What is needed:
Restate each entry exactly, without pictures.
Given records START
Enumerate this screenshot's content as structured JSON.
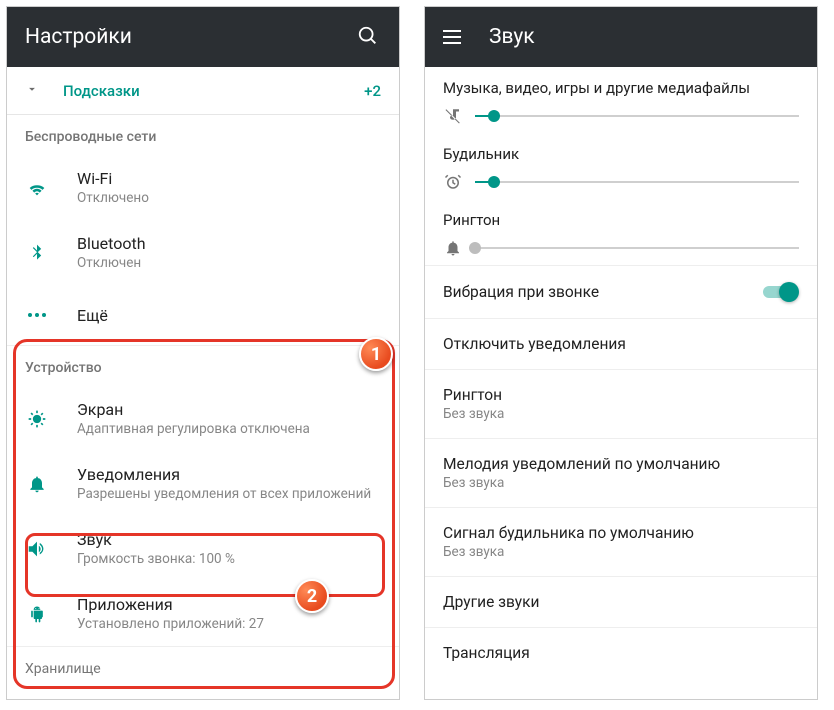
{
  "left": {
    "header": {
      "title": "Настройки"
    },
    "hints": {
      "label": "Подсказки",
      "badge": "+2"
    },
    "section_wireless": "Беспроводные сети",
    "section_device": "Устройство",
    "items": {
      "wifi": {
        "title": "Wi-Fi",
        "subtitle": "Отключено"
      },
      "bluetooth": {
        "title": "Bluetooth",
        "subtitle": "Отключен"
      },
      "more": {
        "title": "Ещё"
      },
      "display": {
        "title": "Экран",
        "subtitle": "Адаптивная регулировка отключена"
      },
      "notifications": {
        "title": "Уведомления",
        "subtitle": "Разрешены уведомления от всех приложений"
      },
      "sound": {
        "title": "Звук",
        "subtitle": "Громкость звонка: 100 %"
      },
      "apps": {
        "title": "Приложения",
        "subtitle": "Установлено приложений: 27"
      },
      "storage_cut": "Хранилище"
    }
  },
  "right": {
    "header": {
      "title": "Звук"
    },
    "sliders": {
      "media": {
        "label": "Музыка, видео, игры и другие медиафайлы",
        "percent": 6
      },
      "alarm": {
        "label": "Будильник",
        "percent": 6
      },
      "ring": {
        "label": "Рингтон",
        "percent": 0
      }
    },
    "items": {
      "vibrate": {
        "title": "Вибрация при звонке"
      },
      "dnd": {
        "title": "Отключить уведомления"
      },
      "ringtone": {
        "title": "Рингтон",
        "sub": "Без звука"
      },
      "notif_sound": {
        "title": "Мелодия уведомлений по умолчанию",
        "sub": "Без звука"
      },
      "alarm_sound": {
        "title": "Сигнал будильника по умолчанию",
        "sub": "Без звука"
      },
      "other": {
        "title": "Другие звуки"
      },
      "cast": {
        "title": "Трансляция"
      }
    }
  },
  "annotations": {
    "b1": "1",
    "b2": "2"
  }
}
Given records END
Your response:
Enumerate this screenshot's content as structured JSON.
{
  "left": {
    "header": {
      "title": "Настройки"
    },
    "hints": {
      "label": "Подсказки",
      "badge": "+2"
    },
    "section_wireless": "Беспроводные сети",
    "section_device": "Устройство",
    "items": {
      "wifi": {
        "title": "Wi-Fi",
        "subtitle": "Отключено"
      },
      "bluetooth": {
        "title": "Bluetooth",
        "subtitle": "Отключен"
      },
      "more": {
        "title": "Ещё"
      },
      "display": {
        "title": "Экран",
        "subtitle": "Адаптивная регулировка отключена"
      },
      "notifications": {
        "title": "Уведомления",
        "subtitle": "Разрешены уведомления от всех приложений"
      },
      "sound": {
        "title": "Звук",
        "subtitle": "Громкость звонка: 100 %"
      },
      "apps": {
        "title": "Приложения",
        "subtitle": "Установлено приложений: 27"
      },
      "storage_cut": "Хранилище"
    }
  },
  "right": {
    "header": {
      "title": "Звук"
    },
    "sliders": {
      "media": {
        "label": "Музыка, видео, игры и другие медиафайлы",
        "percent": 6
      },
      "alarm": {
        "label": "Будильник",
        "percent": 6
      },
      "ring": {
        "label": "Рингтон",
        "percent": 0
      }
    },
    "items": {
      "vibrate": {
        "title": "Вибрация при звонке"
      },
      "dnd": {
        "title": "Отключить уведомления"
      },
      "ringtone": {
        "title": "Рингтон",
        "sub": "Без звука"
      },
      "notif_sound": {
        "title": "Мелодия уведомлений по умолчанию",
        "sub": "Без звука"
      },
      "alarm_sound": {
        "title": "Сигнал будильника по умолчанию",
        "sub": "Без звука"
      },
      "other": {
        "title": "Другие звуки"
      },
      "cast": {
        "title": "Трансляция"
      }
    }
  },
  "annotations": {
    "b1": "1",
    "b2": "2"
  }
}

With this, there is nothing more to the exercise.